Swedish markets have been hit particularly hard and managing director Peter Agardh says one consequence is an increased awareness of risk. “What is more important is the strategic asset allocation and we have received a number of assignments to review strategic asset allocations.”
One of the reasons behind the deal was that both sides had considerable interest in global investment performance standards (GIPS). Being an accountant, D&T was more involved in verification, MPIR more into the implementation and, prior to the deal, the two had a cooperative agreement whereby MPIR implemented and D&T verified.
In many ways the Swedish market is divided into two sectors. Most of the small local and highly competent consultants concede that for the large AP and pension fund mandates, it is extremely difficult to compete. “For the large international manager searches we don’t have the kind of international databases that the likes of Watson Wyatt and Mercers do. It’s as simple as that,” says Agardh. He says that up until now they have been unable to compete on the large ALM studies. MPIR and Wassum have the much the same kind of customer base, the local municipalities and small and medium-sized funds,” he says.
Wassum itself says that the decision by Mercers to close its investment consulting division in Sweden eased pressure on the small and medium sized mandates but that for the large mandates they are competing with the large international consultants. Wassum claims that a recent cooperative agreement with Hewitt will inject a little more credibility internationally. “We will share resources in a lot of research areas,” says Fahlstrom.
Last year Watson Wyatt moved its actuarial valuation process to Stockholm. Johan Fidenmark, head of benefit and investment consulting says that they are seeing a lot of demand for international accounting standards. This is in part due to the fact that it is required for foreign equity listings and that all quoted companies will be required to implement international accounting standards by 2003. Historically Swedish funds were not obliged to carry out ALM studies but the AP funds are now required to carry out one annually. “This is putting a lot of pressure on all the other funds,” says Fidenmark.

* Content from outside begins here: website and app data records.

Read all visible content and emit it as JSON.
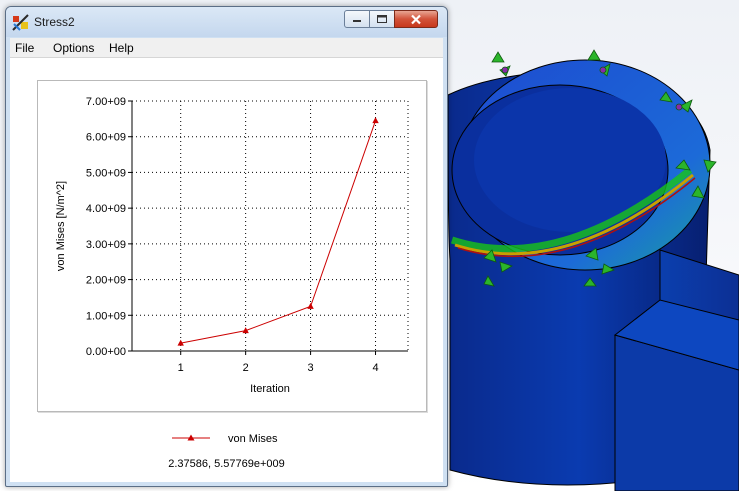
{
  "window": {
    "title": "Stress2",
    "icon": "stress-plot-app-icon"
  },
  "menu": {
    "items": [
      "File",
      "Options",
      "Help"
    ]
  },
  "chart_data": {
    "type": "line",
    "x": [
      1,
      2,
      3,
      4
    ],
    "series": [
      {
        "name": "von Mises",
        "values": [
          220000000.0,
          570000000.0,
          1250000000.0,
          6450000000.0
        ],
        "color": "#cc0000",
        "marker": "triangle"
      }
    ],
    "xlabel": "Iteration",
    "ylabel": "von Mises [N/m^2]",
    "xlim": [
      0.25,
      4.5
    ],
    "ylim": [
      0,
      7000000000.0
    ],
    "xticks": [
      "1",
      "2",
      "3",
      "4"
    ],
    "yticks": [
      "0.00+00",
      "1.00+09",
      "2.00+09",
      "3.00+09",
      "4.00+09",
      "5.00+09",
      "6.00+09",
      "7.00+09"
    ],
    "grid": true,
    "legend_position": "bottom"
  },
  "legend": {
    "label": "von Mises"
  },
  "status": {
    "coordinates": "2.37586, 5.57769e+009"
  },
  "colors": {
    "series": "#cc0000",
    "model_blue": "#0a2aa0",
    "fixture_green": "#2bb52b"
  }
}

HPS/Towers Perrin also cites international accounting standards as a source of work. There is also, according to managing partner Ake Flintull, an increased awareness about retirement, in part due to the PPM system introduced in 2000. “Companies are increasingly aware of pension issues for their employees, particularly for their star employees,” he says. This is in turn leading to companies approaching consultants and seeking advice on plan structure and design.